ART OF TRANSIT: From our Instagram feed.
In this op-ed, Los Angeles Mayor Garcetti and Councilman Bonin — both members of the Metro Board of Directors — reiterate what both have been saying publicly in recent months. Excerpt:
On the local front, Metro and LAX have been working together. In October, we met with U.S. Transportation Secretary Anthony Foxx in Washington, D.C. He and other key transportation officials understand and agree that connecting LAX to our rail system must happen.
They are watching us. They are eager to help. And that’s the reason we can’t squander the opportunity to act now.
One of the myths that we both despise about Los Angeles is that we are beholden to traffic and that we can’t build big things. Or that we can’t do them right, symbolized by the Green Line veering south of the airport.
This project is a chance to shatter that myth, move Los Angeles into the future, and to build a transit system that connects our region to the rest of the world.
As the op-ed states, Metro is currently studying six options to connect LAX to the Crenshaw/LAX Line via either light rail, a people mover or a combination of the two. Garcetti and Bonin also say that one promising alternative involves building a rail spur from the Crenshaw/LAX Line to a new transportation facility where passengers could check into flights and transfer to the people mover.
The Airport Metro Connector project has some Measure R funding but will need more to build any of the more expensive options. In related news, the Metro Board last week approved a Memorandum of Understanding between Metro and Los Angeles World Airports for changes to the Crenshaw/LAX Line’s Aviation/Century project that could help improve connections to future airport facilities such as a consolidated rental car facility or a people mover:
And here is the project homepage on metro.net.
Whoa! A sea change in Metro’s TAP system (CityWatch LA)
I should have posted this in late November when it was first published. The article by Matthew Hetz is a follow-up to an earlier piece in which he was critical of the TAP system — in particular the taptogo website and difficulties he encountered both purchasing a new card and adding stored value to an existing one.
But things have started to change, Matthew writes. Excerpt:
After that article was published I was very surprised that the article remained in transit cyberspace terra firma, and was read by an expanding readership. I was even more surprised when David Sutton, Deputy Executive Officer, TAP, Metro, contacted me with a list of changes he implemented on the TAP system, and he invited me, and other transit writers and bloggers, for a meeting at Metro Headquarters to discuss TAP. This was a sea change in Metro’s relationship to its riders. However, until the meetings, I was very skeptical Metro would listen or accomplish any meaningful changes.
Since then I have attended three meetings with David Sutton, and other Metro executives and managers who have been gracious and understanding in the frustrations I and others face with the current TAP system. These frustrations are shared by Metro itself. The current management, from what I understand, did not implement the TAP system, but are left is the collateral damage. Their frustrations seem evident and true. They want a system which assists transit riders, and makes their jobs less stressful in dealing with the frustrations of transit riders.
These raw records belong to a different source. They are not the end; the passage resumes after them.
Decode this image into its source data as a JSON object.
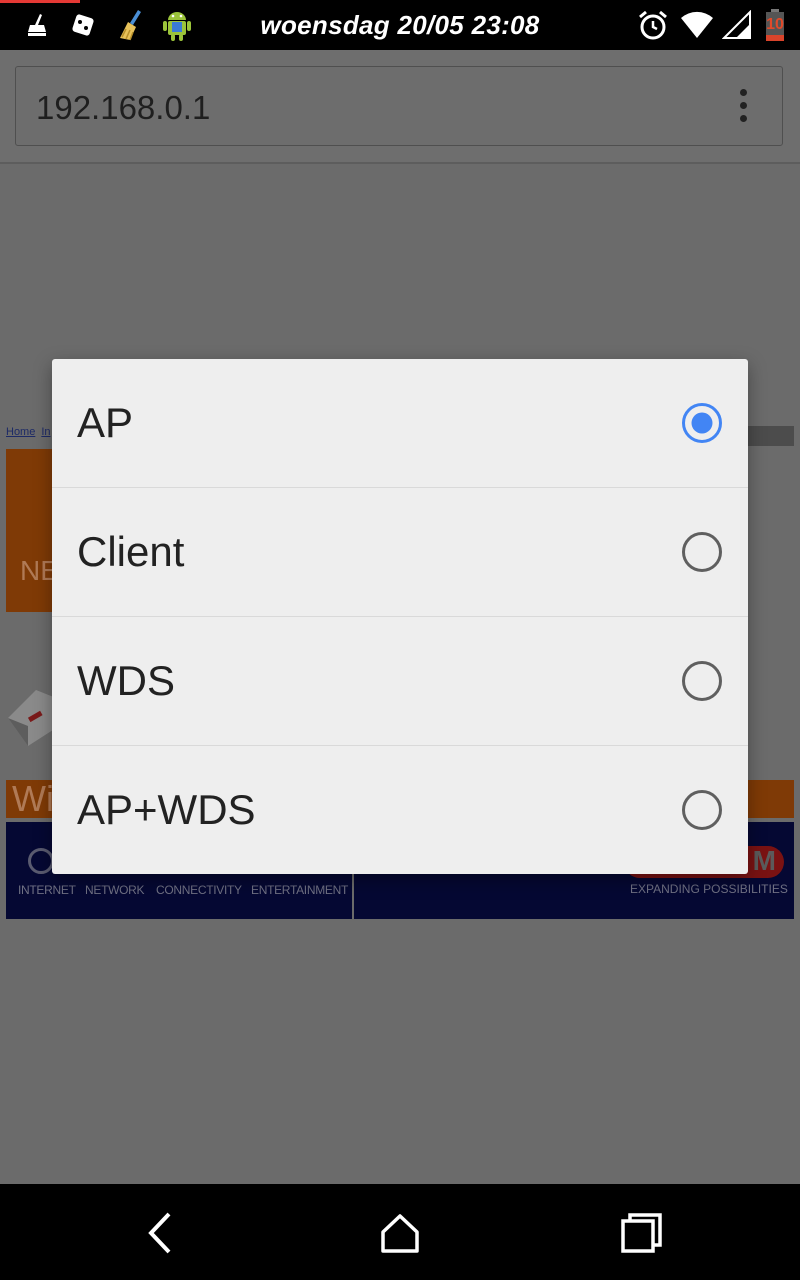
{
  "status_bar": {
    "time": "woensdag 20/05 23:08",
    "battery_level": "10",
    "left_icons": [
      "cleaner-icon",
      "dice-icon",
      "broom-icon",
      "android-icon"
    ],
    "right_icons": [
      "alarm-icon",
      "wifi-icon",
      "signal-icon",
      "battery-icon"
    ]
  },
  "browser": {
    "url": "192.168.0.1",
    "menu_icon": "overflow-menu-icon"
  },
  "background_page": {
    "link_1": "Home",
    "link_2": "In",
    "banner_fragment": "NE",
    "section_fragment": "Wi",
    "footer_labels": [
      "INTERNET",
      "NETWORK",
      "CONNECTIVITY",
      "ENTERTAINMENT"
    ],
    "brand_fragment": "M",
    "tagline": "EXPANDING POSSIBILITIES"
  },
  "dialog": {
    "options": [
      {
        "label": "AP",
        "selected": true
      },
      {
        "label": "Client",
        "selected": false
      },
      {
        "label": "WDS",
        "selected": false
      },
      {
        "label": "AP+WDS",
        "selected": false
      }
    ]
  },
  "nav_bar": {
    "buttons": [
      "back-icon",
      "home-icon",
      "recents-icon"
    ]
  },
  "colors": {
    "accent": "#4285f4",
    "scrim": "#6b6b6b",
    "dialog_bg": "#eeeeee"
  }
}
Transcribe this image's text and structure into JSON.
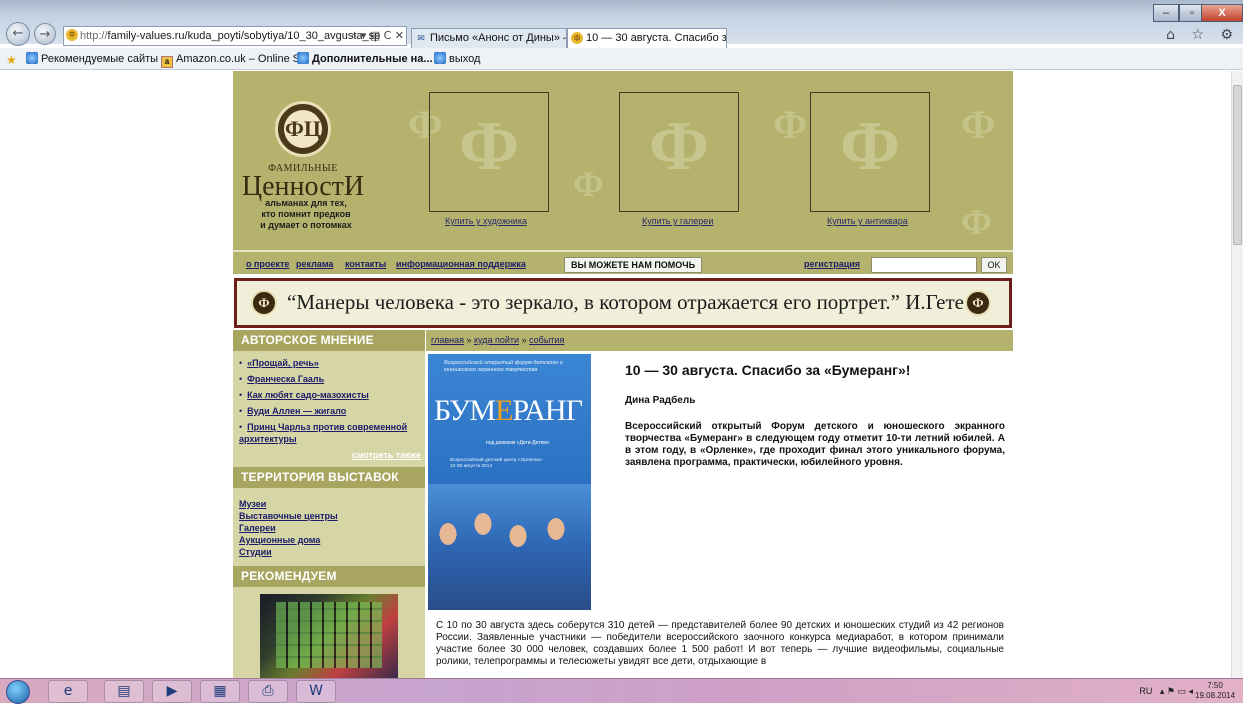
{
  "browser": {
    "url_protocol": "http://",
    "url_rest": "family-values.ru/kuda_poyti/sobytiya/10_30_avgusta_sp",
    "url_controls": "⌕ ▾ ▤ C ✕",
    "tabs": [
      {
        "label": "Письмо «Анонс от Дины» — ...",
        "close": ""
      },
      {
        "label": "10 — 30 августа. Спасибо з...",
        "close": "✕"
      }
    ],
    "window_controls": {
      "minimize": "–",
      "maximize": "▫",
      "close": "X"
    },
    "right_icons": "⌂ ☆ ⚙"
  },
  "favorites": {
    "items": [
      {
        "label": "Рекомендуемые сайты ▾"
      },
      {
        "label": "Amazon.co.uk – Online S..."
      },
      {
        "label": "Дополнительные на... ▾"
      },
      {
        "label": "выход"
      }
    ]
  },
  "site": {
    "logo": {
      "emblem": "ФЦ",
      "small": "ФАМИЛЬНЫЕ",
      "big": "ЦенностИ",
      "tagline": [
        "альманах для тех,",
        "кто помнит предков",
        "и думает о потомках"
      ]
    },
    "shops": [
      {
        "label": "Купить у художника"
      },
      {
        "label": "Купить у галереи"
      },
      {
        "label": "Купить у антиквара"
      }
    ],
    "nav": {
      "links": [
        "о проекте",
        "реклама",
        "контакты",
        "информационная поддержка"
      ],
      "help_button": "ВЫ МОЖЕТЕ НАМ ПОМОЧЬ",
      "register": "регистрация",
      "ok": "OK"
    },
    "quote": "“Манеры человека - это зеркало, в котором отражается его портрет.” И.Гете",
    "sidebar": {
      "opinion_title": "АВТОРСКОЕ МНЕНИЕ",
      "opinion_items": [
        "«Прощай, речь»",
        "Франческа Гааль",
        "Как любят садо-мазохисты",
        "Вуди Аллен — жигало",
        "Принц Чарльз против современной архитектуры"
      ],
      "see_also": "смотреть также",
      "territory_title": "ТЕРРИТОРИЯ ВЫСТАВОК",
      "territory_items": [
        "Музеи",
        "Выставочные центры",
        "Галереи",
        "Аукционные дома",
        "Студии"
      ],
      "recommend_title": "РЕКОМЕНДУЕМ"
    },
    "breadcrumb": {
      "items": [
        "главная",
        "куда пойти",
        "события"
      ],
      "sep": " » "
    },
    "article": {
      "poster": {
        "header": "Всероссийский открытый форум детского и юношеского экранного творчества",
        "title_a": "БУМ",
        "title_b": "Е",
        "title_c": "РАНГ",
        "subtitle": "под девизом «Дети-Детям»",
        "info": "Всероссийский детский центр «Орлёнок» 10-30 августа 2014"
      },
      "title": "10 — 30 августа. Спасибо за «Бумеранг»!",
      "author": "Дина Радбель",
      "lead": "Всероссийский открытый Форум детского и юношеского экранного творчества «Бумеранг» в следующем году отметит 10-ти летний юбилей. А в этом году, в «Орленке», где проходит финал этого уникального форума, заявлена программа, практически, юбилейного уровня.",
      "body": "С 10 по 30 августа здесь соберутся 310 детей — представителей более 90 детских и юношеских студий из 42 регионов России. Заявленные участники — победители всероссийского заочного конкурса медиаработ, в котором принимали участие более 30 000 человек, создавших более 1 500 работ! И вот теперь — лучшие видеофильмы, социальные ролики, телепрограммы и телесюжеты увидят все дети, отдыхающие в"
    }
  },
  "taskbar": {
    "lang": "RU",
    "tray_icons": "▴ ⚑ ▭ ◂",
    "time": "7:50",
    "date": "19.08.2014"
  },
  "colors": {
    "header_olive": "#b5b26d",
    "sidebar": "#d6d5a6",
    "quote_border": "#6b1e1a"
  }
}
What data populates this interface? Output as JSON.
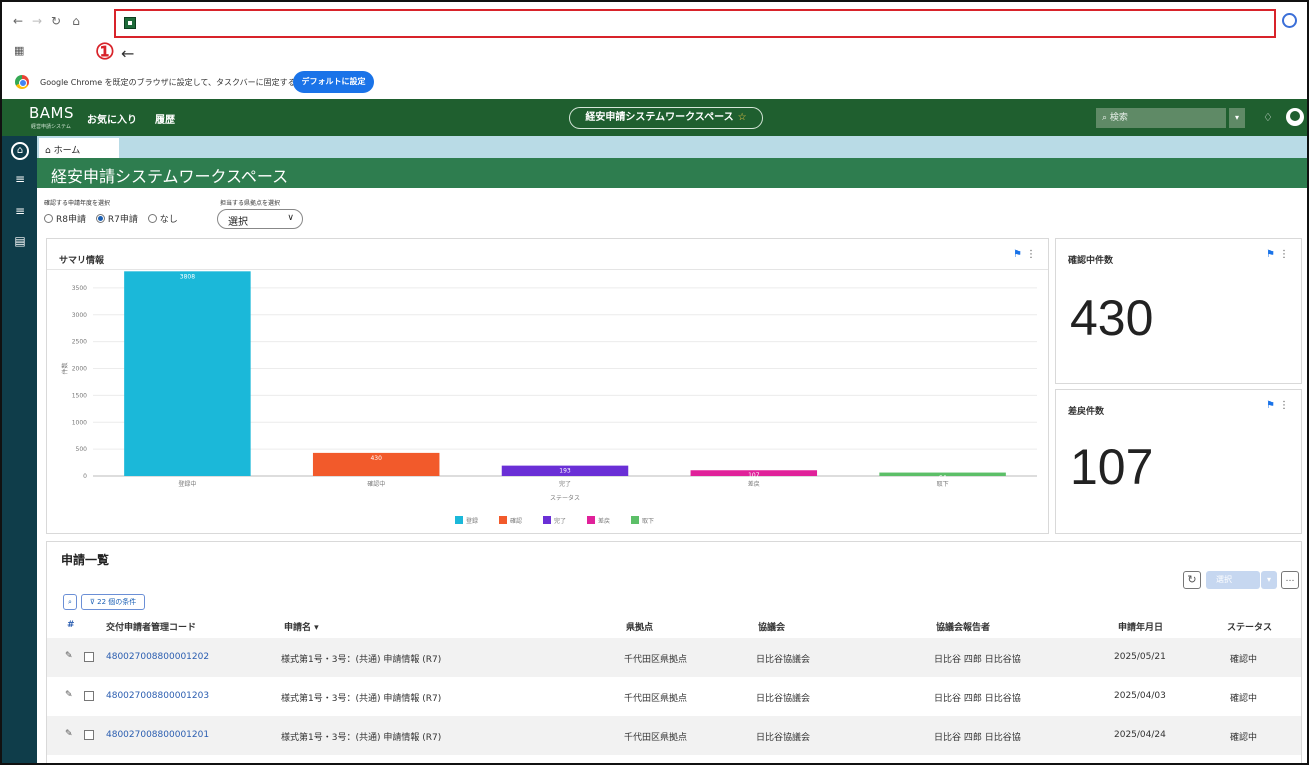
{
  "browser": {
    "annotation_marker": "①",
    "infobar_text": "Google Chrome を既定のブラウザに設定して、タスクバーに固定する",
    "default_button": "デフォルトに設定"
  },
  "header": {
    "logo": "BAMS",
    "logo_sub": "経営申請システム",
    "nav": [
      "お気に入り",
      "履歴"
    ],
    "workspace_pill": "経安申請システムワークスペース",
    "search_placeholder": "検索"
  },
  "tabs": {
    "home": "ホーム"
  },
  "workspace_title": "経安申請システムワークスペース",
  "filters": {
    "year_label": "確認する申請年度を選択",
    "year_options": [
      "R8申請",
      "R7申請",
      "なし"
    ],
    "year_selected": "R7申請",
    "office_label": "担当する県拠点を選択",
    "office_value": "選択"
  },
  "summary_card": {
    "title": "サマリ情報"
  },
  "chart_data": {
    "type": "bar",
    "categories": [
      "登録中",
      "確認中",
      "完了",
      "差戻",
      "取下"
    ],
    "values": [
      3808,
      430,
      193,
      107,
      64
    ],
    "colors": [
      "#1bb8d9",
      "#f25a2b",
      "#6a2fd6",
      "#e0219a",
      "#5cbf68"
    ],
    "xlabel": "ステータス",
    "ylabel": "件数",
    "ylim": [
      0,
      4000
    ],
    "yticks": [
      0,
      500,
      1000,
      1500,
      2000,
      2500,
      3000,
      3500
    ],
    "legend": [
      "登録",
      "確認",
      "完了",
      "差戻",
      "取下"
    ]
  },
  "kpi_cards": [
    {
      "title": "確認中件数",
      "value": "430"
    },
    {
      "title": "差戻件数",
      "value": "107"
    }
  ],
  "list": {
    "title": "申請一覧",
    "filter_chip": "22 個の条件",
    "select_button": "選択",
    "columns": [
      "交付申請者管理コード",
      "申請名 ▾",
      "県拠点",
      "協議会",
      "協議会報告者",
      "申請年月日",
      "ステータス"
    ],
    "rows": [
      [
        "480027008800001202",
        "様式第1号・3号：(共通) 申請情報 (R7)",
        "千代田区県拠点",
        "日比谷協議会",
        "日比谷 四郎 日比谷協",
        "2025/05/21",
        "確認中"
      ],
      [
        "480027008800001203",
        "様式第1号・3号：(共通) 申請情報 (R7)",
        "千代田区県拠点",
        "日比谷協議会",
        "日比谷 四郎 日比谷協",
        "2025/04/03",
        "確認中"
      ],
      [
        "480027008800001201",
        "様式第1号・3号：(共通) 申請情報 (R7)",
        "千代田区県拠点",
        "日比谷協議会",
        "日比谷 四郎 日比谷協",
        "2025/04/24",
        "確認中"
      ]
    ]
  }
}
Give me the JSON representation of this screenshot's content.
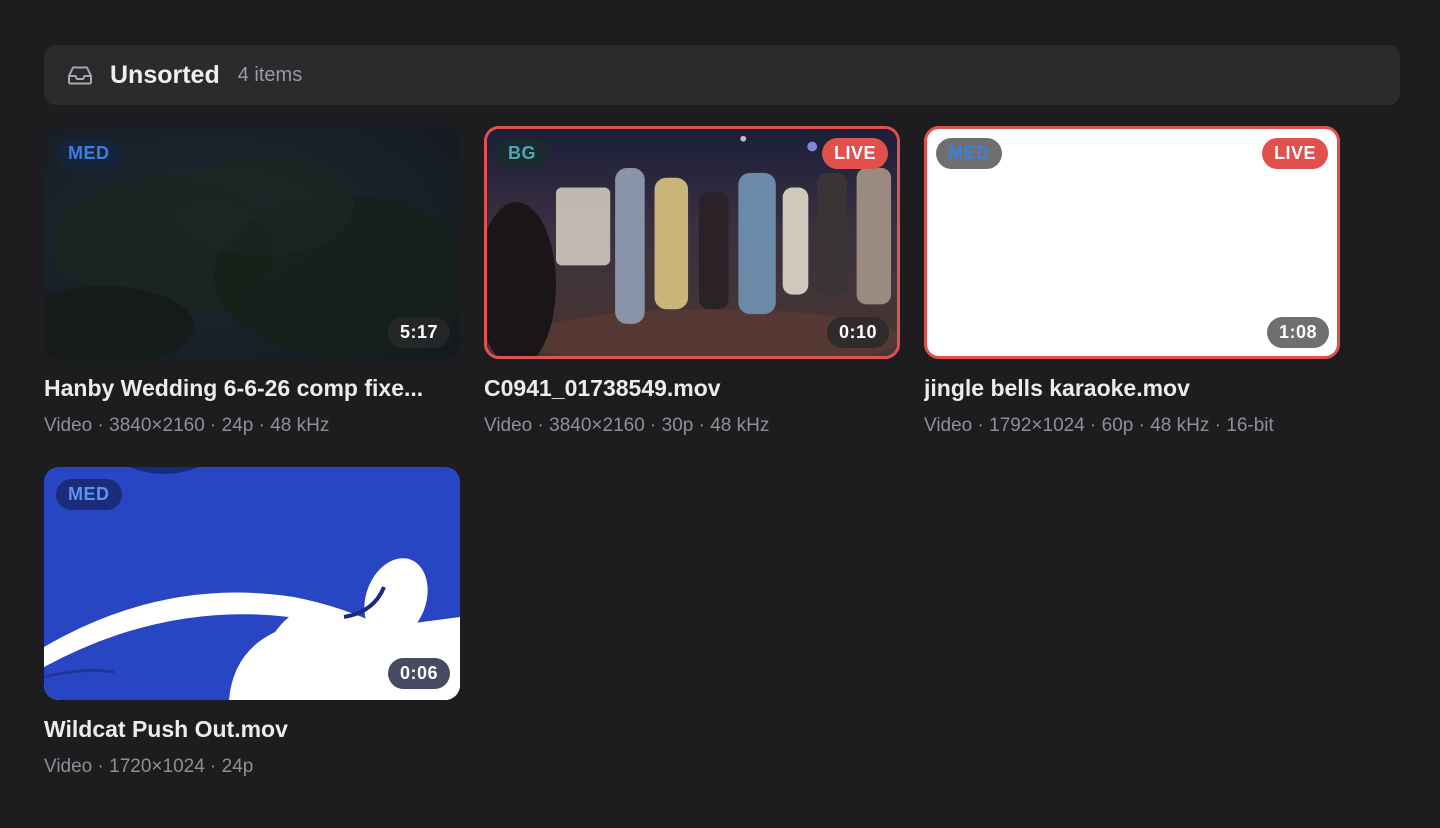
{
  "section": {
    "icon": "inbox-icon",
    "title": "Unsorted",
    "count": "4 items"
  },
  "colors": {
    "live_border": "#e0524f",
    "med_text": "#3b7fe0",
    "bg_text": "#4aa8b8"
  },
  "items": [
    {
      "tag": "MED",
      "live": "",
      "duration": "5:17",
      "title": "Hanby Wedding 6-6-26 comp fixe...",
      "meta": "Video · 3840×2160 · 24p · 48 kHz"
    },
    {
      "tag": "BG",
      "live": "LIVE",
      "duration": "0:10",
      "title": "C0941_01738549.mov",
      "meta": "Video · 3840×2160 · 30p · 48 kHz"
    },
    {
      "tag": "MED",
      "live": "LIVE",
      "duration": "1:08",
      "title": "jingle bells karaoke.mov",
      "meta": "Video · 1792×1024 · 60p · 48 kHz · 16-bit"
    },
    {
      "tag": "MED",
      "live": "",
      "duration": "0:06",
      "title": "Wildcat Push Out.mov",
      "meta": "Video · 1720×1024 · 24p"
    }
  ]
}
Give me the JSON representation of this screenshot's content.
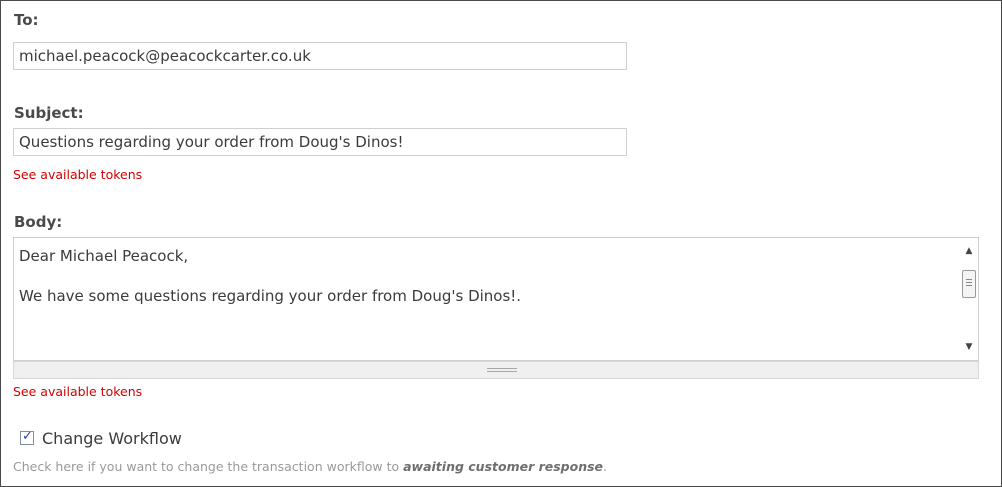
{
  "to": {
    "label": "To:",
    "value": "michael.peacock@peacockcarter.co.uk"
  },
  "subject": {
    "label": "Subject:",
    "value": "Questions regarding your order from Doug's Dinos!",
    "tokens_link": "See available tokens"
  },
  "body": {
    "label": "Body:",
    "value": "Dear Michael Peacock,\n\nWe have some questions regarding your order from Doug's Dinos!.",
    "tokens_link": "See available tokens"
  },
  "workflow": {
    "checked": true,
    "label": "Change Workflow",
    "help_prefix": "Check here if you want to change the transaction workflow to ",
    "help_emphasis": "awaiting customer response",
    "help_suffix": "."
  },
  "colors": {
    "token_link": "#d40000",
    "label": "#4a4a4a",
    "checkmark": "#2a3ea8"
  },
  "icons": {
    "scroll_up": "arrow-up-icon",
    "scroll_down": "arrow-down-icon",
    "check": "checkmark-icon"
  }
}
Sutton and the managers in the meetings at Metro headquarters presented their prototypes for changes to the TAP vending machines and their ideas for a modern, functioning website. As is the case with governmental agencies, things move slowly. Metro must wait for the contract to expire before moving forward with a new website, and they must follow governmental rules and regulations in calling for bids, the submitting bids, the reviews, and then awarding the new contract. This is time consuming.
While pleased with some of the changes, Matthew says Metro is not yet completely out of the woods when it comes to TAP cards and taptogo.net. Fair enough. He also says he will be writing about some other issues he has with the system and how it could be more user-friendly. Also fair enough. Easier = Better = More Riders.
With fare restructuring on the horizon for Metro, this is an important — albeit wonky — read. The issue: the debate over whether Portland TriMet’s current fare system allows round-trips or not on a single fare.
Portland currently charges a fare of $2.50 that allows riders to use their bus and light rail system for two hours. Some people have been using that time to make round trips, but lately the agency has been saying the fare only allows transfers on a trip to a single destination. That means riders trying to make round-trips have to instead buy a $5 day pass.
The TriMet Board is about to consider a change in policy that would extend fares to cover transfers beyond two hours. It sounds like there’s resistance, given budget problems. Over at the Human Transit blog, Jarrett Walker says that extending the time would be a bad idea because it would benefit only some riders and deny the system the revenue it needs to restore good service for everyone.
My year without a car (Salon)
Wayne Scott made a New Year’s resolution coming into 2013: to retire his car and bike everywhere. And despite an ambivalence about biking, he has thus far held true to his resolution. Yes, it helps that he lives and works in Portland, one of the nation’s largest bike-friendly cities. But there’s also the little matter of conquering six months of often cold rain and a job that requires a fair amount of public speaking in dry clothes.
Categories: Transportation Headlines